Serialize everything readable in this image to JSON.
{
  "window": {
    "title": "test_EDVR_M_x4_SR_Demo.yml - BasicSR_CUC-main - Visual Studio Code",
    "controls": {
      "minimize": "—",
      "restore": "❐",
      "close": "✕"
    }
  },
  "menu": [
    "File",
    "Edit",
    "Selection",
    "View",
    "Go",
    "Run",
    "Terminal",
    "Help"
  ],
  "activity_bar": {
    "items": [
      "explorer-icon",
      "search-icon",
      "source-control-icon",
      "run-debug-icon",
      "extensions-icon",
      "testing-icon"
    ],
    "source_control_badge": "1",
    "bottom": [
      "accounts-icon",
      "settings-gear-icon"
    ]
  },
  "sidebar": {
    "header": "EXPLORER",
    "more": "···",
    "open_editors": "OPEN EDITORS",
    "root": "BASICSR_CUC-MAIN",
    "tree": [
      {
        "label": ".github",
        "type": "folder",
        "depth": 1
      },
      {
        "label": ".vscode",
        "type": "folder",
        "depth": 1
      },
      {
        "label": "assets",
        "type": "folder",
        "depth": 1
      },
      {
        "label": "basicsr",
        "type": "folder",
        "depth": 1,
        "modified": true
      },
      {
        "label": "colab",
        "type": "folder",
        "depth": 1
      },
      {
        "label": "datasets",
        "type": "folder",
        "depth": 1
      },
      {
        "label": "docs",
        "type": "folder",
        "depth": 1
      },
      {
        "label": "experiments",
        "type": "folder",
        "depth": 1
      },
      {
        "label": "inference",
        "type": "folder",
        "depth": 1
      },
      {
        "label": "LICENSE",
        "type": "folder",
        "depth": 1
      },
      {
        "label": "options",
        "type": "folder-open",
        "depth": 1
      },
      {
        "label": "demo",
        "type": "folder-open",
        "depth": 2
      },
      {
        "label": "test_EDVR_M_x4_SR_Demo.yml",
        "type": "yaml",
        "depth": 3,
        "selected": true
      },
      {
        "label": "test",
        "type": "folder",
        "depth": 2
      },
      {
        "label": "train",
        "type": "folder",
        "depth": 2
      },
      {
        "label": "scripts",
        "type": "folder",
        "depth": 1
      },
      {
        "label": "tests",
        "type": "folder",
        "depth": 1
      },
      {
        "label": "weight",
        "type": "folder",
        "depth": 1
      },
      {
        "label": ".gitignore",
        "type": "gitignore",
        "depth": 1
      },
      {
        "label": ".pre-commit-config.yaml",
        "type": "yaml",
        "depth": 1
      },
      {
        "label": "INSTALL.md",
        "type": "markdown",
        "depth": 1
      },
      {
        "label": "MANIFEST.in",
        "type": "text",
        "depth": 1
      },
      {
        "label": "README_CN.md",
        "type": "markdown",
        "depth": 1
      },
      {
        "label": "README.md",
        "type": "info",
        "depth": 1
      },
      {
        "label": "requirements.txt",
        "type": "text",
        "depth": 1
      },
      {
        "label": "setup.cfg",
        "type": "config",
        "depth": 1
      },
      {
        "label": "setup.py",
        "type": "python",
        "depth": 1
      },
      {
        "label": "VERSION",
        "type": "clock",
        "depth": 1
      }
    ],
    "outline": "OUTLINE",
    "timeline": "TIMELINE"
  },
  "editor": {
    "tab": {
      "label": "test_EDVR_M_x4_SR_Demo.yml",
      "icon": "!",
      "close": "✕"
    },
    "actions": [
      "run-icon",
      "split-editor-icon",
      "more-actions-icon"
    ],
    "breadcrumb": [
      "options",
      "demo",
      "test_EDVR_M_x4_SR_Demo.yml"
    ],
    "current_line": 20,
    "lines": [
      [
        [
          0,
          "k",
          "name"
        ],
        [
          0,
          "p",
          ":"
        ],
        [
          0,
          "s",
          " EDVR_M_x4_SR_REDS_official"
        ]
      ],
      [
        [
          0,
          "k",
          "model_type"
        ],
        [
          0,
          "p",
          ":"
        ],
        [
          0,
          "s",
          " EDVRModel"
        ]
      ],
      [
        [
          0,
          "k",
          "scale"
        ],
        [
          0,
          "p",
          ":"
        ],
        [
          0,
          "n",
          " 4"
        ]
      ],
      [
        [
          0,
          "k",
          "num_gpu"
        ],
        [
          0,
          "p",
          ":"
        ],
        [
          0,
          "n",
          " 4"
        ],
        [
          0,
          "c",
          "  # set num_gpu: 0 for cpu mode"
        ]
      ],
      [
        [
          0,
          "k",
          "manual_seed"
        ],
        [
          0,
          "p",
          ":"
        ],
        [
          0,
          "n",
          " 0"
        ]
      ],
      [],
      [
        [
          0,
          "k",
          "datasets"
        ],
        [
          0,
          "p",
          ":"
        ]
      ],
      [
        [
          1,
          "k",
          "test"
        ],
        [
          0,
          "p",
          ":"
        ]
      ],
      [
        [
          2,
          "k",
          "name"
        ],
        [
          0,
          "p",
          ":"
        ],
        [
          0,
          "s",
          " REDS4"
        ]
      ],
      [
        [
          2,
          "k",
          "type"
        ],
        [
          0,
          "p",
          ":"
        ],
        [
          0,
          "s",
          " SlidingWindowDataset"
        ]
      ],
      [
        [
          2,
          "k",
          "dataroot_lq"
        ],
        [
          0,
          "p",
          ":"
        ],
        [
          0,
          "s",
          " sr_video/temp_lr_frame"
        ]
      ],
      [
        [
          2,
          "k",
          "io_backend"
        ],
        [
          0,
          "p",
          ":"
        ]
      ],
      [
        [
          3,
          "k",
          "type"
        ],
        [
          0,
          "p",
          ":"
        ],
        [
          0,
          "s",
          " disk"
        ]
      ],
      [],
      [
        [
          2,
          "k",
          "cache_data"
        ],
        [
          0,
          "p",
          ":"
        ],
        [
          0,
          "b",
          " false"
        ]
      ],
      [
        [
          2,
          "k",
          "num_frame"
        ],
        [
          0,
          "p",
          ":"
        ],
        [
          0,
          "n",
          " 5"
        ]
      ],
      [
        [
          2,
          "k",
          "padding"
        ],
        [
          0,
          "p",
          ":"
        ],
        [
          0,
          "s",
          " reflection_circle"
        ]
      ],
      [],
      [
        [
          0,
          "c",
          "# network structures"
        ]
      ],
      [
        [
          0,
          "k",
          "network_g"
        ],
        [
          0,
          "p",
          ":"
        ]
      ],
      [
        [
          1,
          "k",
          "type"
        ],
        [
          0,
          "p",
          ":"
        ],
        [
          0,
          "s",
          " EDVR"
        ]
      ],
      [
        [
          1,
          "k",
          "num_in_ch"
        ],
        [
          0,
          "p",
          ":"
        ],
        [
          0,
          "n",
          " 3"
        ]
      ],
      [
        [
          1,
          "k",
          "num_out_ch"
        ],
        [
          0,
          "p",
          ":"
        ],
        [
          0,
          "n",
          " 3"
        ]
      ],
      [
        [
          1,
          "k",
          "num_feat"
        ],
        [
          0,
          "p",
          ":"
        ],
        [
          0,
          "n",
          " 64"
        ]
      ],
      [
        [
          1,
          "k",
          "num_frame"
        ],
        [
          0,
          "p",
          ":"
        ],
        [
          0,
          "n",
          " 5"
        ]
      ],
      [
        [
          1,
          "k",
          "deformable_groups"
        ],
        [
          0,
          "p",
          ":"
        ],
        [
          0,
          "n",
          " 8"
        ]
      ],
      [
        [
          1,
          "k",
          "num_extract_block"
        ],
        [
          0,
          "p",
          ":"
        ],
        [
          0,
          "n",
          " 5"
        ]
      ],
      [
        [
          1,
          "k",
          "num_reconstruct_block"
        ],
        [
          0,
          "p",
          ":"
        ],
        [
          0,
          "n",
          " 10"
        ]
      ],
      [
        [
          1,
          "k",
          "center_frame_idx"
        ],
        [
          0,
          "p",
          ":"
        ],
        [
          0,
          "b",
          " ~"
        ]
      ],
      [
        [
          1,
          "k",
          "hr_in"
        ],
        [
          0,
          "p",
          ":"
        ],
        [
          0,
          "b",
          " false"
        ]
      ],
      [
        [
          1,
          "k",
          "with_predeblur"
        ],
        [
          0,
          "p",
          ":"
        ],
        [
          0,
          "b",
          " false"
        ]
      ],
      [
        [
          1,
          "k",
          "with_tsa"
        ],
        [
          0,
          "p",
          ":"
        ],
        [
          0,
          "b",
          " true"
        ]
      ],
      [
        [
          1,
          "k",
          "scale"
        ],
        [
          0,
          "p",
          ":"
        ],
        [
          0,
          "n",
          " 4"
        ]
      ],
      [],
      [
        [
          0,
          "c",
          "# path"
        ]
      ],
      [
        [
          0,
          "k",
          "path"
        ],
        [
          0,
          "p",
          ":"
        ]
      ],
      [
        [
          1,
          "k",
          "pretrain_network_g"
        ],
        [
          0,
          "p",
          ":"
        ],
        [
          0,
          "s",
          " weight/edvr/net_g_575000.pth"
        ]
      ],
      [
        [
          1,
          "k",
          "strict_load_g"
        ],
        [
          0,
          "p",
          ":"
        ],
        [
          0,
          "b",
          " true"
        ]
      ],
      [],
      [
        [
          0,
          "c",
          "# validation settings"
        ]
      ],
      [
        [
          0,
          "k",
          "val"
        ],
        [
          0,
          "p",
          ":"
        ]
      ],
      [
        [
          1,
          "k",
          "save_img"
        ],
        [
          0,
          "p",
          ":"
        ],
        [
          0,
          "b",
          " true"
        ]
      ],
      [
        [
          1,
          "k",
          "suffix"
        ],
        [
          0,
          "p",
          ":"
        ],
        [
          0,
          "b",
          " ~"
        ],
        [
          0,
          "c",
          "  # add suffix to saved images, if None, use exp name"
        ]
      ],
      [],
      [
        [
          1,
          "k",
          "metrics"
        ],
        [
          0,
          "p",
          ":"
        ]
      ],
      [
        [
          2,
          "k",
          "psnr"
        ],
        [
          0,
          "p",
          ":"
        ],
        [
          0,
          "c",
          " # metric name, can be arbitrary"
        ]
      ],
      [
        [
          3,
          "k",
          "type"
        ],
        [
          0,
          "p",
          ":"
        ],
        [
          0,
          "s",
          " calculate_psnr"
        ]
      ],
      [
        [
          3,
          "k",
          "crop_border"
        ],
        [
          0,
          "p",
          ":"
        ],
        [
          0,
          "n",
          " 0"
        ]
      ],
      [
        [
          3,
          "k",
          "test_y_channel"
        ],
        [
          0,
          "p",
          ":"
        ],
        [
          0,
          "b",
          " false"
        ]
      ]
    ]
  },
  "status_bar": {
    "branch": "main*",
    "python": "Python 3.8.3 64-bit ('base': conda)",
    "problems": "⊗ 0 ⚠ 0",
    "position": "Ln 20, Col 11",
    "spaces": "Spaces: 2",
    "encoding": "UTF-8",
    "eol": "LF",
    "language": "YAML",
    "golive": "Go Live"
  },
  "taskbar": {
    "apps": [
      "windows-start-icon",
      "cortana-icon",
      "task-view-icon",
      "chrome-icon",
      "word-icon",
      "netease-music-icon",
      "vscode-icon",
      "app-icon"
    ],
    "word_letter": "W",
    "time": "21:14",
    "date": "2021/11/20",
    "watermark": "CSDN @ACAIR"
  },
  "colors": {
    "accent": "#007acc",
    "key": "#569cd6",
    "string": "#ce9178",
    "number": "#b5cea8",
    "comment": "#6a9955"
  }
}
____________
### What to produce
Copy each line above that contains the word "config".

### The answer
        "label": ".pre-commit-config.yaml",
        "type": "config",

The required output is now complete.